We stop short of the final section because it requires time spent negotiating the ‘Trekking Way,’ & and anyway I’ve possibly been that way before in 2010 (though from the opposite direction, & starting in the village of Ban Long).
It’s when the young girls tell me about balancing their way across a length of bamboo spanning the spillway I know it’s definitely the place I’d visited during a cross-country trek towards the Falls & our final meeting point – the swimming hole with the ladder built onto the slippery-smooth tree limb & the notched rope suspended somewhat out of reach – except for those endangering life & limb with an elongated precarious stretch, risking immersion in the waters below before one’s even touched the swing.
After taking too many photos from every possible angle – & more that will become reminders of our presence in yet-another Paradise abroad –
Ben’s camera-finger similarly turns busier than a beaver building a dam of sticks …
everything reflecting the blue-tinged existence he generally inhabits, until I bend his actions to my will & urge that he adds a touch of colour – & frivolity – to his compositions
Of course, otherwise & elsewhere there’s also the relatively-free-roaming bears to see : the Malayan Moon Bears & the Laotian Sun Bears;
those rescued from poachers possibly seeking bile to extract for medicine, perhaps merely as a remedy for headaches.
Both species are relatively small in size compared to other Asiatic Black bears, as a row of replica figurines demonstrate.
We gather a few snack items at one of the marketplace stalls set up on the periphery of the parking area; though not the chicken bits we notice grilling on bamboo skewers.

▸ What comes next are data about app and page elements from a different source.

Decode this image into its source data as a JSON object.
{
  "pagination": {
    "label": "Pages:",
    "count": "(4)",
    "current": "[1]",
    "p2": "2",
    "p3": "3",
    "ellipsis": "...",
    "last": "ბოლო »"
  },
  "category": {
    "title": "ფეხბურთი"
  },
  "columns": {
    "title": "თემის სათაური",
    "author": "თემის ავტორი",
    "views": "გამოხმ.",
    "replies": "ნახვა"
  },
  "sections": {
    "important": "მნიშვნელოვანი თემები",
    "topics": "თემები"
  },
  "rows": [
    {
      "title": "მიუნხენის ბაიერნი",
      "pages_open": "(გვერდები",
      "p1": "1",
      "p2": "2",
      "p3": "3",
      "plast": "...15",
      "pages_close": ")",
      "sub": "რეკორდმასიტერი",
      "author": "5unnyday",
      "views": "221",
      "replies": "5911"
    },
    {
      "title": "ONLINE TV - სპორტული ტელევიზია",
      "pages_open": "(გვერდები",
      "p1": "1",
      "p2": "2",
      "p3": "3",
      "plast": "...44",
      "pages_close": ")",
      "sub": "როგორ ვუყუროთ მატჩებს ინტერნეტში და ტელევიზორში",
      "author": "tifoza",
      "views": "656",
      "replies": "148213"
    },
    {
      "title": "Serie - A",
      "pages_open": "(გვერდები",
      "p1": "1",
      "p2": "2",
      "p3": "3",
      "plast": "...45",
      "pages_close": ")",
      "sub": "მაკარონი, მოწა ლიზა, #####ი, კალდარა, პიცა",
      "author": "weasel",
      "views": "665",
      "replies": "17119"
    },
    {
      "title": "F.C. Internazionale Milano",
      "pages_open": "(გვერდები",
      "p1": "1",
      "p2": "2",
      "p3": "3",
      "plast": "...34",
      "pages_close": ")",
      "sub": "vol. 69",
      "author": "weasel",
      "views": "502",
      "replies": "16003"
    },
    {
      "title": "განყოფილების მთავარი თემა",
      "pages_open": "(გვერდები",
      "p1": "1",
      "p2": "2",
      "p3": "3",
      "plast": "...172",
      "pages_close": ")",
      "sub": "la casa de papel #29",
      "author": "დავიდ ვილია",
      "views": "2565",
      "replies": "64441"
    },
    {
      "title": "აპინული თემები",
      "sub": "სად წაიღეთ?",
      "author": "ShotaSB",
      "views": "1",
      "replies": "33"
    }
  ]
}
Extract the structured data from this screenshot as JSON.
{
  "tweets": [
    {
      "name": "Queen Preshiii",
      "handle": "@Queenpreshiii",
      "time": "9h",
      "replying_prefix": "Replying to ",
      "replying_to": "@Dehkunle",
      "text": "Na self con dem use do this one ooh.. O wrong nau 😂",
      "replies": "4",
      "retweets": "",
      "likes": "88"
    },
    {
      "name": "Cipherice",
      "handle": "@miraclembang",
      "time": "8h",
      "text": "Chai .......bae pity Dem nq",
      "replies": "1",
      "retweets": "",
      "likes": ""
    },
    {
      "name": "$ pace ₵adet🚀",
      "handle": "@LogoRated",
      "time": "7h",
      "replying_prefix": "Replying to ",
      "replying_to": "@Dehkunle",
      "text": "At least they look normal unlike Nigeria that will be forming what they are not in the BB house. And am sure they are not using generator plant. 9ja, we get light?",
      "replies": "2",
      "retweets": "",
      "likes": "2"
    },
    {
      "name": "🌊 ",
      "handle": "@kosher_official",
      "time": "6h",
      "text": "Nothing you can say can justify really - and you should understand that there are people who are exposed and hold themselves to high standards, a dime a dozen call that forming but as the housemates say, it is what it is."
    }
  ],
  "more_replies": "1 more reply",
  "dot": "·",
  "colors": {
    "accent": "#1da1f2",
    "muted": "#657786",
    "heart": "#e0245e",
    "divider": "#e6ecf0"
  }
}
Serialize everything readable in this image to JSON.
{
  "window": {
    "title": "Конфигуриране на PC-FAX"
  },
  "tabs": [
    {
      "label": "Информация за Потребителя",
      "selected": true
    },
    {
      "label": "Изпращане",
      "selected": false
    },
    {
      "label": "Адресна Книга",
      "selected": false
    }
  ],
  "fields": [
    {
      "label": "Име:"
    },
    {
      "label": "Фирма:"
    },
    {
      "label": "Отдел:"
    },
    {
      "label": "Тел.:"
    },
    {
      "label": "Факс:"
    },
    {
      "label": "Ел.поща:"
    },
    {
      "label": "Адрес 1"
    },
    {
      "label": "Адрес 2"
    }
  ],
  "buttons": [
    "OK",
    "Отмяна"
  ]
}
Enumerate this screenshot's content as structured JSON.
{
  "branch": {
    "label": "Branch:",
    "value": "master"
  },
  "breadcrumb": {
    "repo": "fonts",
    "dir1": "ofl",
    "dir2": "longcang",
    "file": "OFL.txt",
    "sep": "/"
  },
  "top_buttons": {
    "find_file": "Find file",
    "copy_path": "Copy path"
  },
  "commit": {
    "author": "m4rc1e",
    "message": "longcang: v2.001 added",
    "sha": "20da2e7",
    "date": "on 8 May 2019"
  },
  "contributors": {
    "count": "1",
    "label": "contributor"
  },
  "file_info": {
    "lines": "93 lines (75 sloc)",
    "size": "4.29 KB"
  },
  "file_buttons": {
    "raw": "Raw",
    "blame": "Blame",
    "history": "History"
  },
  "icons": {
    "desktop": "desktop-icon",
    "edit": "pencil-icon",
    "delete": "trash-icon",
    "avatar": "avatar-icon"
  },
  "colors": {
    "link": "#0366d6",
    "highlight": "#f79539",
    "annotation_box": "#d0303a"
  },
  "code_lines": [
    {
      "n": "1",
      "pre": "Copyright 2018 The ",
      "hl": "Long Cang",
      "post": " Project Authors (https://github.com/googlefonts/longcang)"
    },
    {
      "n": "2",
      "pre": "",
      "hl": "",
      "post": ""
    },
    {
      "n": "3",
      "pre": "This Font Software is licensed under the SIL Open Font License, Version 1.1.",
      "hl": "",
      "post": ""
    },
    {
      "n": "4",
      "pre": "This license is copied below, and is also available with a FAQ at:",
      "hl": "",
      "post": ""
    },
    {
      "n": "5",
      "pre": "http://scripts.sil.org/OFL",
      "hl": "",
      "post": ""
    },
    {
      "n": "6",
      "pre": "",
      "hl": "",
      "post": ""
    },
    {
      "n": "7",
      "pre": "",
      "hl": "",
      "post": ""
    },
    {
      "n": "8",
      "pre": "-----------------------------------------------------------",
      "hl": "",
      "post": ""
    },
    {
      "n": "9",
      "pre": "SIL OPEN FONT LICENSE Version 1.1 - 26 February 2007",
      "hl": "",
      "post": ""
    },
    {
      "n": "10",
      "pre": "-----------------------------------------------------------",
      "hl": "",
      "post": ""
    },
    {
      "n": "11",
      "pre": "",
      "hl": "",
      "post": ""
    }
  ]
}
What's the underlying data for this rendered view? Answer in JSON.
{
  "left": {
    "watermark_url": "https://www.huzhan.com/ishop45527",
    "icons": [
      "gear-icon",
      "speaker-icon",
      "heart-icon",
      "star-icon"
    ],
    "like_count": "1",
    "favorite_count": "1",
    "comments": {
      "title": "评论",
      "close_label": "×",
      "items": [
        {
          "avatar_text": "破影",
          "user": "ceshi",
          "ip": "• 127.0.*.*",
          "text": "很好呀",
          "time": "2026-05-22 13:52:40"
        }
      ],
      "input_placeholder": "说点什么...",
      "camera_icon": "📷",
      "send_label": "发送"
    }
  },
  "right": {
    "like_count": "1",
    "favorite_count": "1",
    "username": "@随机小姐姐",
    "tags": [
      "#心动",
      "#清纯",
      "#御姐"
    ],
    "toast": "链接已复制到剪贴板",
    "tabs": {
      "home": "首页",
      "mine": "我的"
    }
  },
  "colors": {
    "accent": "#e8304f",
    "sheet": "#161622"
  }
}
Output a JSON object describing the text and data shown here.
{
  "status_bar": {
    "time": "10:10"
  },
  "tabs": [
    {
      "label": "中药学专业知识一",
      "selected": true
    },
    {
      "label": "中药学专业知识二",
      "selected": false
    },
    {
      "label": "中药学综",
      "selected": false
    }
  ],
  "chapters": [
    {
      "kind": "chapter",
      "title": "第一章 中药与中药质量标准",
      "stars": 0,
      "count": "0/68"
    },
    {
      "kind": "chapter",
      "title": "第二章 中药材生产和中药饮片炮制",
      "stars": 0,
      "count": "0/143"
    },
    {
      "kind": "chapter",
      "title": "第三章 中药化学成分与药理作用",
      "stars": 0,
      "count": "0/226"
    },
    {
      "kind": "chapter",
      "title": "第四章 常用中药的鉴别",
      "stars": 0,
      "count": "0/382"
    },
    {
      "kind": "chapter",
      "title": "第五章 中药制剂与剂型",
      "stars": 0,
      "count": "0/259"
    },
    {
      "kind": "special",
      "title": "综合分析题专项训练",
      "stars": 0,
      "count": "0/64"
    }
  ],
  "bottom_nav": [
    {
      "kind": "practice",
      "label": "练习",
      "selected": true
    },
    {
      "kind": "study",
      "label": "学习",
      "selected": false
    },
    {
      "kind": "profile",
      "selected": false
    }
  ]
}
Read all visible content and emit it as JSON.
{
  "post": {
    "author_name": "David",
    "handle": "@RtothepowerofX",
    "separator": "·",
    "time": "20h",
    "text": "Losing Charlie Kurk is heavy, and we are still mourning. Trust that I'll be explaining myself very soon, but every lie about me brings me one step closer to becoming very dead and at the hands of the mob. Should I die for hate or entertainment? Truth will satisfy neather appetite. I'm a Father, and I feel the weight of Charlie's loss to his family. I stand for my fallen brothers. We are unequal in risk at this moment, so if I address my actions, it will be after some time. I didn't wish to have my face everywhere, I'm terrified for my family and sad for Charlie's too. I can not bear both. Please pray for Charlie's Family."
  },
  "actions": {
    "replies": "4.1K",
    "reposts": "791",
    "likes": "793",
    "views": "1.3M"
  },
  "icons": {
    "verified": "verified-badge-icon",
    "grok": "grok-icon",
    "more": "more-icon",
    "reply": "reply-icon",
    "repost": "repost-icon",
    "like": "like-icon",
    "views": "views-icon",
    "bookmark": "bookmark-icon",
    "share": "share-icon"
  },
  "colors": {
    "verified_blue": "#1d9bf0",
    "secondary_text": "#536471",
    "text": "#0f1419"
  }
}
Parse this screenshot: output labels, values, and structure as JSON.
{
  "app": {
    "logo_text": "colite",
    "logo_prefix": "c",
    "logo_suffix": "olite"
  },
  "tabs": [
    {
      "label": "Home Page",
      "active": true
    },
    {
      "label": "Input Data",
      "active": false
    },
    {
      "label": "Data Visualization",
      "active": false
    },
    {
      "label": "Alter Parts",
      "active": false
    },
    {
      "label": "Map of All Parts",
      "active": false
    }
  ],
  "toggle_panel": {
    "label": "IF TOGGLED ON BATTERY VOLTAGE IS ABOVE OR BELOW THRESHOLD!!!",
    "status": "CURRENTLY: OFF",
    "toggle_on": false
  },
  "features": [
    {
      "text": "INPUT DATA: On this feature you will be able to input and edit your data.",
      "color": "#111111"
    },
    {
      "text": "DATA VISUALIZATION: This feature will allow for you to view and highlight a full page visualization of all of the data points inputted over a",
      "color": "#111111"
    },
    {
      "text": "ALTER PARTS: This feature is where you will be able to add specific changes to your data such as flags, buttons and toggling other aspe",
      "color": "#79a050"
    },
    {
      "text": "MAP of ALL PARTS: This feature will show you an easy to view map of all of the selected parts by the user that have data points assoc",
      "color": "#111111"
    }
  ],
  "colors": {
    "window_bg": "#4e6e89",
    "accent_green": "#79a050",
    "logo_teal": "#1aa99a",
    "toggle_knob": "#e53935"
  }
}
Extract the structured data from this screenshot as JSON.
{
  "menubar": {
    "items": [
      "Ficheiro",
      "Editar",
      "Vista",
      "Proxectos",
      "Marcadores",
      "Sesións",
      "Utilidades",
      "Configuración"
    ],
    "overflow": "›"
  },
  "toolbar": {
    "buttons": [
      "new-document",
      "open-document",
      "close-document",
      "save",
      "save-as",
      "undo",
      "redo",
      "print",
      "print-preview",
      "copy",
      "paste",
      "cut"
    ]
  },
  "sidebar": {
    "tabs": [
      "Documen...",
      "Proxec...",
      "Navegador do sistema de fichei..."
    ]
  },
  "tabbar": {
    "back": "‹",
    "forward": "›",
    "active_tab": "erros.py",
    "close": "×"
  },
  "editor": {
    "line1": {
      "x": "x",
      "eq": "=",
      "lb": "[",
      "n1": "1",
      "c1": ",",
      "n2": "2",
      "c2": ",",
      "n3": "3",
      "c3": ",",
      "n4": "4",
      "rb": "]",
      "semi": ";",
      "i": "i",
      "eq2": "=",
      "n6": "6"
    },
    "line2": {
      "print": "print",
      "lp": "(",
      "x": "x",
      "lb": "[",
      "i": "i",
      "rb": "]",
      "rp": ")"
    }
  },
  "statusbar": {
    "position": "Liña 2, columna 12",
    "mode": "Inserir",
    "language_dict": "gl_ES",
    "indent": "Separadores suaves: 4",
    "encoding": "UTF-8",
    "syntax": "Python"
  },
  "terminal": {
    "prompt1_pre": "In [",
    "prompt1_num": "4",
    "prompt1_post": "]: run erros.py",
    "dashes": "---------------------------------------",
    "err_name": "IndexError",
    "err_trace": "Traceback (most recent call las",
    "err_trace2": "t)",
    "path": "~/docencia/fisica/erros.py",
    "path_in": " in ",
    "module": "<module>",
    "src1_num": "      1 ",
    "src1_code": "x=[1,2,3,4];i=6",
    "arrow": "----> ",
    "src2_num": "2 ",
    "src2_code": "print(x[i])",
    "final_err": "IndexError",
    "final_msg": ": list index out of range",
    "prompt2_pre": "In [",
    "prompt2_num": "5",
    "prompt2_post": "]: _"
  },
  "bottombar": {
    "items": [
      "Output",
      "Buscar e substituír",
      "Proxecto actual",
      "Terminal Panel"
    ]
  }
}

Ben buys a long-sleeved tan shirt for 35,000 kip that’s similar to one purchased in Byron Bay. There’s even enough time to check out some impressive craftsmanship at one of the nearby artisans’ galleries.
After the allocated two hours we gather at the tuk-tuk ready for the return journey; and all filled with stories to tell, the youngsters still dripping wet & chilled to the bone by the time we reach our Luang Prabang guesthouse & part with our requisite cash portions, each according to Karl’s calculations.
We make a quick dash through the temple grounds to the Joma Bakery for a very late snack round three, then set off to peruse the shops on Setthalath Road seeking out a place to burn my photos onto a DVD. Each place we locate finds the task impossible. I begin to think it might be time to upgrade my camera to one with a more-easily-recognisable memory card. Still we overcome the problem by transferring Ben’s photos onto a disc for 30,000 kip at a recommended DVD-burning joint on Phommathat Road, so freeing up his camera for our sunset viewing on Mount Phu Si, & in preparation for the up-coming Mekong journey.
We find ourselves at the rear entrance to the mountain, & walking up & along a path I never knew existed. What a serendipitous find! This is by far the more beautiful climb of Phu Si Mountain. Take a look at the wonderful variety of impressive Buddhas we found along the way: